▶ **EXERCISE GOAL**:
If a line includes the word "this", it belongs in the count; state the total for the data below and add nothing.

*** Opening of DATA SUPPLIED ***

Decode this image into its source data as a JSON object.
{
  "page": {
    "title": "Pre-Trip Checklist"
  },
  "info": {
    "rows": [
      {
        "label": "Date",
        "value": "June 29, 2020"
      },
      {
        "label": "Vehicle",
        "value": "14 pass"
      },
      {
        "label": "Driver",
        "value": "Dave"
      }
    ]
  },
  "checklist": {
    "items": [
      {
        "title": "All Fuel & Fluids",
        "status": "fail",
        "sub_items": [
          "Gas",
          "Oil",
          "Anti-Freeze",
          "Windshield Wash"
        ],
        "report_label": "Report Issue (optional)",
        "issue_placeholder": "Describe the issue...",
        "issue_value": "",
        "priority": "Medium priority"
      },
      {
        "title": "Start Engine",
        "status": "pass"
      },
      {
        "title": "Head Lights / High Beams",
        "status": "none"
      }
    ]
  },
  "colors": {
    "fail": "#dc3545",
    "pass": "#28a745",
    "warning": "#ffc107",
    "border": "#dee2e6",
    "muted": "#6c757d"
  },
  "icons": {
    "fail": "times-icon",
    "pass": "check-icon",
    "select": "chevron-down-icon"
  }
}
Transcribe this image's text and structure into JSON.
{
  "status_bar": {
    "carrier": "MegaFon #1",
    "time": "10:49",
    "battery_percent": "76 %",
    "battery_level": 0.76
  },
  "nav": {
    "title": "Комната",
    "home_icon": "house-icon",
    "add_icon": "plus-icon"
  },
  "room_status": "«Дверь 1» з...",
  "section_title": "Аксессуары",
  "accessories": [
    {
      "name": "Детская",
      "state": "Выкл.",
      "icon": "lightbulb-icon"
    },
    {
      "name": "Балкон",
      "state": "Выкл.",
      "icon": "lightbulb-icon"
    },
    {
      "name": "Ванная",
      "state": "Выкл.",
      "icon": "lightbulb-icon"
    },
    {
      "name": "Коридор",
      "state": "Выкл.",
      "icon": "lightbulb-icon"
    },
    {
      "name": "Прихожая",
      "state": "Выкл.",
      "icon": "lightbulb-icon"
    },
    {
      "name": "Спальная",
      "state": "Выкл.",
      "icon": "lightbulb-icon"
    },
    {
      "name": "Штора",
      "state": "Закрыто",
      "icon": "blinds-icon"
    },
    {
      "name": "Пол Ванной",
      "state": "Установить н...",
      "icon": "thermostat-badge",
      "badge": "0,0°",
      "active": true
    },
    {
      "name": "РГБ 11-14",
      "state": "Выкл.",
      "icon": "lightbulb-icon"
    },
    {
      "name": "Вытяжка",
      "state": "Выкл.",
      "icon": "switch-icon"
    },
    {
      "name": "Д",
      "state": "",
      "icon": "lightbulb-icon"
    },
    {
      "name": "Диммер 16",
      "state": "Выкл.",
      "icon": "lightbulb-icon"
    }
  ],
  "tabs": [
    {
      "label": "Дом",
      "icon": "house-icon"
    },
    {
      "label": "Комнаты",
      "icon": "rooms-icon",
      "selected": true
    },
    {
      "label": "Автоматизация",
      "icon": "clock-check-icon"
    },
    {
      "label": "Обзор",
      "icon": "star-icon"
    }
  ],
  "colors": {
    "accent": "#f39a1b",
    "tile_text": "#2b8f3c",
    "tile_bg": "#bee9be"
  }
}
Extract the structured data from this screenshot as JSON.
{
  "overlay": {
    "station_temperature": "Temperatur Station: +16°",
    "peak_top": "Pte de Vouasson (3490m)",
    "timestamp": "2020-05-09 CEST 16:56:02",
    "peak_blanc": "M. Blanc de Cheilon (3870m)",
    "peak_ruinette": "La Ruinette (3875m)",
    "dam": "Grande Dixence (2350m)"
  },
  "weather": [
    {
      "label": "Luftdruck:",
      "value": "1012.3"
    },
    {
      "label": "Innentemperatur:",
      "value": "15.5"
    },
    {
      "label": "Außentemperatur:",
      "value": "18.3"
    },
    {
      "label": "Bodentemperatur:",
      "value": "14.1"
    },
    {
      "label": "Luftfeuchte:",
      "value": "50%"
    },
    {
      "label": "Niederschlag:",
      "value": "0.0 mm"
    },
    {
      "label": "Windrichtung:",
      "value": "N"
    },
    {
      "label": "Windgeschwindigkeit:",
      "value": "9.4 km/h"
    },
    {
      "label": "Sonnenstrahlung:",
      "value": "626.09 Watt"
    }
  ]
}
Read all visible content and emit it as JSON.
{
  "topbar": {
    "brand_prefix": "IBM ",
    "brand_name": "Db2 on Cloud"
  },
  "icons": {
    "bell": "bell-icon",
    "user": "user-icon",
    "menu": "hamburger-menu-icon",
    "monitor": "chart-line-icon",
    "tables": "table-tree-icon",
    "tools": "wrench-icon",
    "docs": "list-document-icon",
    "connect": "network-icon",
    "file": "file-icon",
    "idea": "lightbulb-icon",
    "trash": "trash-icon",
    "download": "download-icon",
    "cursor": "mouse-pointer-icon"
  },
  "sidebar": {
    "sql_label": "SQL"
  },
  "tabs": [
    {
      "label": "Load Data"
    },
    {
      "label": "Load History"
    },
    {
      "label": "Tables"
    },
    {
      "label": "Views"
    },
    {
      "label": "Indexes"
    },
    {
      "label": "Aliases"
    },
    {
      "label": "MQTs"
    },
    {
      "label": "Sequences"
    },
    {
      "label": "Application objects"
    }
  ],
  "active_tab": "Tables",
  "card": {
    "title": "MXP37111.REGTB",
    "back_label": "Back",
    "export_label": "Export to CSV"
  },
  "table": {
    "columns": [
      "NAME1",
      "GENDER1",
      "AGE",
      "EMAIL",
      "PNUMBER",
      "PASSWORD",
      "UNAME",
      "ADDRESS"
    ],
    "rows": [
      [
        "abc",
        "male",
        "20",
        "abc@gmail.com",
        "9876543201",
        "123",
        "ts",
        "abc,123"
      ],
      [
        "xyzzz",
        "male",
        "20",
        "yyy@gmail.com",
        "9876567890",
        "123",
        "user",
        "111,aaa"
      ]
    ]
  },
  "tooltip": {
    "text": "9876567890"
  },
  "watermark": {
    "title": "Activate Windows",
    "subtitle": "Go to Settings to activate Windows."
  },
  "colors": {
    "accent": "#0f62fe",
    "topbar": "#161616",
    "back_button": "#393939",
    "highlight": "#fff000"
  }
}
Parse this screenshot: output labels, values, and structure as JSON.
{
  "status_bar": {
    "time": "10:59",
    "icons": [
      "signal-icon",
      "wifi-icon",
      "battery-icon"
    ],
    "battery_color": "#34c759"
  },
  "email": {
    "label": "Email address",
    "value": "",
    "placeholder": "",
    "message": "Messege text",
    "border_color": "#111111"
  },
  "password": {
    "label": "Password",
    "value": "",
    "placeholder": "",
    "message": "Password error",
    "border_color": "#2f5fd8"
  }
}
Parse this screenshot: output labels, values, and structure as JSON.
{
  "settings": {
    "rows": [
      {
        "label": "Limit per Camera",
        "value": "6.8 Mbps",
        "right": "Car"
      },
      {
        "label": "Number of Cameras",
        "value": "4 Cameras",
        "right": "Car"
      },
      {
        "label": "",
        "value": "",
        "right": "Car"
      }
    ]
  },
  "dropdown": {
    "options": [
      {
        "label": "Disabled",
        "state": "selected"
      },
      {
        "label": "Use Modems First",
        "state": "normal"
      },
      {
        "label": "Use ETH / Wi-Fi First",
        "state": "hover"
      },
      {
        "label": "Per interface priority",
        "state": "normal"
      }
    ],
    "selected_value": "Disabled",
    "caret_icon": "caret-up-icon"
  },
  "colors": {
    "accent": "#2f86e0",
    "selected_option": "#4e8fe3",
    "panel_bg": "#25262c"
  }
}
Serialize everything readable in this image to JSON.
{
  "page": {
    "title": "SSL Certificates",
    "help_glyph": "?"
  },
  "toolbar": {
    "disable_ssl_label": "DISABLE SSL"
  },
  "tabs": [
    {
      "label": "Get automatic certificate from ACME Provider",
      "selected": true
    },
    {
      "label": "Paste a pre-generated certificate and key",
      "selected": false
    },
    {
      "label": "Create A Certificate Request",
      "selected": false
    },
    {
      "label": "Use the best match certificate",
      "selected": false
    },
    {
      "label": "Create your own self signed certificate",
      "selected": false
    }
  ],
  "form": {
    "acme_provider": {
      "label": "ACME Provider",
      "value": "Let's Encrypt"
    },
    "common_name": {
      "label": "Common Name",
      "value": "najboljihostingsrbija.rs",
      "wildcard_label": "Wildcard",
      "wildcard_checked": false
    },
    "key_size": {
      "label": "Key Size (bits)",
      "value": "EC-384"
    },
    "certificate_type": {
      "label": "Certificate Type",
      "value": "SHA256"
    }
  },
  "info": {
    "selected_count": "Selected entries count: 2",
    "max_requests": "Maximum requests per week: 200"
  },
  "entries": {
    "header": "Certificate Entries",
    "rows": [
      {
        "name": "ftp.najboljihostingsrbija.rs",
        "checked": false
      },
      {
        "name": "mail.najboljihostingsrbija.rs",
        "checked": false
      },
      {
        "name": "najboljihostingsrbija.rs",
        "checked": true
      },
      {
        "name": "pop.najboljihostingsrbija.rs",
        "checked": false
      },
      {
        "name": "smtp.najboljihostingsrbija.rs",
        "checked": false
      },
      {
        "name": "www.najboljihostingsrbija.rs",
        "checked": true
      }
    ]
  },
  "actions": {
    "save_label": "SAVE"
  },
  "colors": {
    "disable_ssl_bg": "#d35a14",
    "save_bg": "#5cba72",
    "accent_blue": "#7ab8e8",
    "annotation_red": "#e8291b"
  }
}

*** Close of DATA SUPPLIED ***

▶ **ANSWER BOX**:
6